Material to process: Begin
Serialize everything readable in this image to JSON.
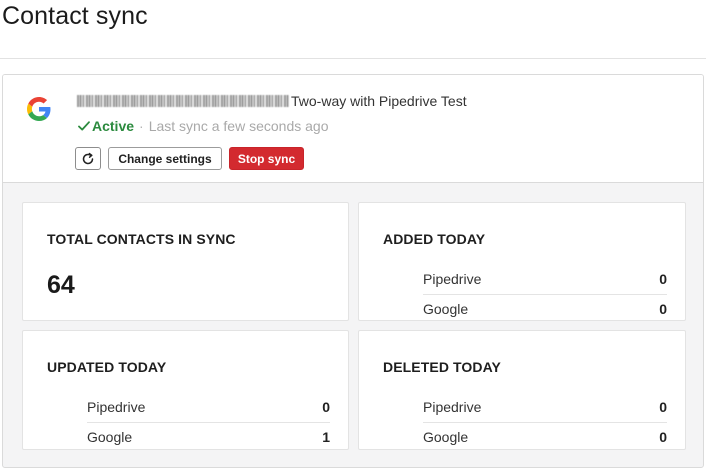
{
  "page": {
    "title": "Contact sync"
  },
  "sync": {
    "connection_name": "Two-way with Pipedrive Test",
    "status": "Active",
    "last_sync": "Last sync a few seconds ago",
    "buttons": {
      "change_settings": "Change settings",
      "stop_sync": "Stop sync"
    },
    "icons": {
      "provider": "google-logo-icon",
      "refresh": "refresh-icon",
      "status": "check-icon"
    }
  },
  "stats": {
    "total": {
      "title": "TOTAL CONTACTS IN SYNC",
      "value": "64"
    },
    "added": {
      "title": "ADDED TODAY",
      "rows": [
        {
          "label": "Pipedrive",
          "value": "0"
        },
        {
          "label": "Google",
          "value": "0"
        }
      ]
    },
    "updated": {
      "title": "UPDATED TODAY",
      "rows": [
        {
          "label": "Pipedrive",
          "value": "0"
        },
        {
          "label": "Google",
          "value": "1"
        }
      ]
    },
    "deleted": {
      "title": "DELETED TODAY",
      "rows": [
        {
          "label": "Pipedrive",
          "value": "0"
        },
        {
          "label": "Google",
          "value": "0"
        }
      ]
    }
  },
  "colors": {
    "active": "#2b8a3e",
    "danger": "#d32a2f",
    "muted": "#a9a9a9"
  }
}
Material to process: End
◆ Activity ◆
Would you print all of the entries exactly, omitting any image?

◆ Answer to the problem ◆
Serialize everything readable in this image to JSON.
{
  "page": {
    "title": "Contact sync"
  },
  "sync": {
    "connection_name": "Two-way with Pipedrive Test",
    "status": "Active",
    "last_sync": "Last sync a few seconds ago",
    "buttons": {
      "change_settings": "Change settings",
      "stop_sync": "Stop sync"
    },
    "icons": {
      "provider": "google-logo-icon",
      "refresh": "refresh-icon",
      "status": "check-icon"
    }
  },
  "stats": {
    "total": {
      "title": "TOTAL CONTACTS IN SYNC",
      "value": "64"
    },
    "added": {
      "title": "ADDED TODAY",
      "rows": [
        {
          "label": "Pipedrive",
          "value": "0"
        },
        {
          "label": "Google",
          "value": "0"
        }
      ]
    },
    "updated": {
      "title": "UPDATED TODAY",
      "rows": [
        {
          "label": "Pipedrive",
          "value": "0"
        },
        {
          "label": "Google",
          "value": "1"
        }
      ]
    },
    "deleted": {
      "title": "DELETED TODAY",
      "rows": [
        {
          "label": "Pipedrive",
          "value": "0"
        },
        {
          "label": "Google",
          "value": "0"
        }
      ]
    }
  },
  "colors": {
    "active": "#2b8a3e",
    "danger": "#d32a2f",
    "muted": "#a9a9a9"
  }
}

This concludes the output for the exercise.